"Mayor Michael R. Bloomberg and city labor officials announced a tentative agreement Tuesday to amend health benefits for more than 550,000 current and retired city employees, guaranteeing the city $400 million in savings over the next two fiscal years," The New York Times reports. The arrangement imposes "$50 to $100 co-payments for about one-fifth of current and retired city employees, and eliminates coverage for preventive dental care at certain offices." The paper adds, "For most other city employees, the plan would restrict certain hospital, ambulatory and hemodialysis coverage to network providers and would implement several other administrative cost-saving measures." The agreement requires union approval.
The plan "if ratified, represents a victory for the Bloomberg administration in its quest to force unionized civil service employees, who have inexpensive health insurance, to pay for more of their benefits at a time when the city is scrambling to balance a budget devastated by job losses and the nationwide financial crisis" (Zielbauer, 6/3).
Bloomberg adds that it is the first time 550,000 employees covered by the city's HIP-HMO program would make co-payments and participate in networks of hospital and ambulatory services.
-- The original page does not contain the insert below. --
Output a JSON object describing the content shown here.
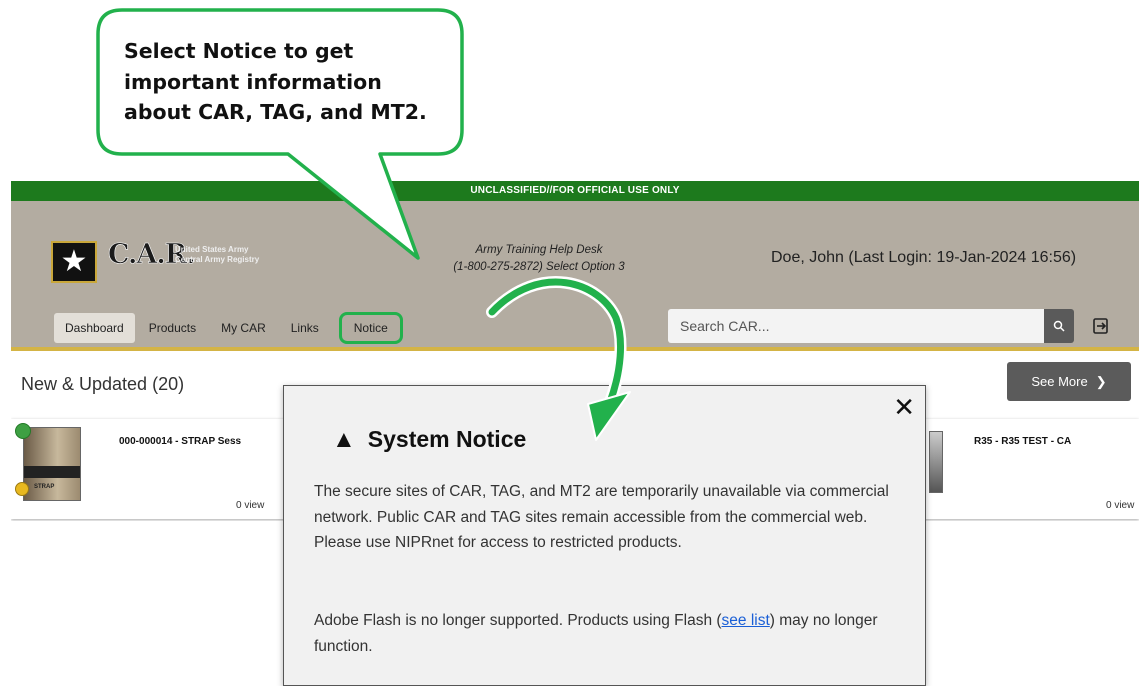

The plan will save New York City $200 million next year, according to the mayor (Goldman, 6/2).